Despite the best efforts of many to deny the fact, the Affordable Care Act (ACA) – better known as Obamacare – will begin to take effect in 2014. As a result, health care coverage for many consumers will change substantially from what it is today. That means that between now and January, many consumers will have many questions regarding the availability of coverage, open enrollment, pre-existing conditions and other complex areas. How prepared are payer organization call centers to handle what will likely be an unprecedented spike in call volumes?
Unfortunately, evidence suggests that in most cases the answer is, “Not very.”
Many payers are planning for the anticipated surge in customer queries by ramping up staff augmentation efforts and providing script-based training so that agents can respond to specific queries. The basic problem with this approach is that the vast majority of questions customers will have will not lend themselves to specific, clear-cut answers. Moreover, at this point nobody really knows what kinds of questions customers will have.
Rather than taking a cookie-cutter approach, payers should focus on using the early days of the transition to Obamacare as a learning experience. Rather than trying to formulate answers to questions that can’t be anticipated, payers should seize the opportunity to analyze the data and insight that these questions – questions around choices, providers and payers – will provide. Based on this exercise of data gathering and analysis of calls, payers can develop “profiles of assistance” to more effectively guide their customers toward the answers they seek.
Given the complexity of the ACA and the complexity of the system it aims to reform, payers should take a long-term view and accept that a quick fix simply isn’t an option. The issue of call center volumes raises immediate tactical and operational concerns, but it also points to a larger strategic consideration – namely, how to respond to fundamental changes in health care delivery from a position of strength informed by meaningful insight into customer requirements.About the author
Al Denis brings considerable experience in information technology (IT) to ISG clients in his role as Director, Healthcare Practice Lead for ISG. In his career, Al has delivered technical, sourcing and business services to Blue Cross and Blue Shield of North Carolina, Anthem, Kaiser Permanente, Sentara Health Systems, CareFirst, University of Pennsylvania Health System and Wellpoint.

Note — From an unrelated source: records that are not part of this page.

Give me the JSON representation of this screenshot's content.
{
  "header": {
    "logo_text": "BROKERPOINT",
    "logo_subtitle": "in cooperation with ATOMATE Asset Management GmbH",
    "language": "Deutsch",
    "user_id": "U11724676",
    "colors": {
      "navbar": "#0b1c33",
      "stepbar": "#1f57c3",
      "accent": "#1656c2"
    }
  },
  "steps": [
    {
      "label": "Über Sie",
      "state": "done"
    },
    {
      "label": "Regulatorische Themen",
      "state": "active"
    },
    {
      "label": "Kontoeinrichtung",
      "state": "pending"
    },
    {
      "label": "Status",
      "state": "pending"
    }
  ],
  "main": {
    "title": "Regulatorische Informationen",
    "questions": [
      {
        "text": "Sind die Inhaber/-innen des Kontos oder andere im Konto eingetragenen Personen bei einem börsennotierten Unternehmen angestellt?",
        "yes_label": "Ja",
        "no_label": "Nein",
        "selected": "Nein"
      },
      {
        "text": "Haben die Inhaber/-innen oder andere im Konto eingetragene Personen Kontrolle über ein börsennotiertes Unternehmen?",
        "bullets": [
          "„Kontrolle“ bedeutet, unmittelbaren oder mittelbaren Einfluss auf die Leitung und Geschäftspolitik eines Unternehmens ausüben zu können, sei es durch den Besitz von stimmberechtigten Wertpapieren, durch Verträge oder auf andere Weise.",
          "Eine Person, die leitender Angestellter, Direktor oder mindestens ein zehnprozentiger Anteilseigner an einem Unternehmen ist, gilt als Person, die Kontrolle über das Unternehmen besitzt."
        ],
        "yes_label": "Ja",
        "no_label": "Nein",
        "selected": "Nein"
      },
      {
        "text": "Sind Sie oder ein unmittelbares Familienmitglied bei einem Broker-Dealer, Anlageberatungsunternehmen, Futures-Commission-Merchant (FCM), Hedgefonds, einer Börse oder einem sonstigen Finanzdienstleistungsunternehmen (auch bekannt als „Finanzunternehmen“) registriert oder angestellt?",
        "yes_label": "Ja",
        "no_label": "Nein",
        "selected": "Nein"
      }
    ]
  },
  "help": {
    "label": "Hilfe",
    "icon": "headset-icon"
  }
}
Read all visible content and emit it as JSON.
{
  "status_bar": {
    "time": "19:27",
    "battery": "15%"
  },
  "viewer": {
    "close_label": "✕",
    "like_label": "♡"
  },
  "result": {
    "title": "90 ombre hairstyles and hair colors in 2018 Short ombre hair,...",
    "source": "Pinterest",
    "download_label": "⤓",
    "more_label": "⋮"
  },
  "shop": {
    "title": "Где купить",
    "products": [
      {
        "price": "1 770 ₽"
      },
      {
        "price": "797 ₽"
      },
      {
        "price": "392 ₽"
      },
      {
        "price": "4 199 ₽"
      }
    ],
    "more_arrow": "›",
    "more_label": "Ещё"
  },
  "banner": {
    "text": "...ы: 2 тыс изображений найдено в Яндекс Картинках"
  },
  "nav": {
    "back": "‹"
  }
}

Al is among ISG's most accomplished experts in the evaluation of complex global sourcing alternatives, including solution evaluation and supplier management.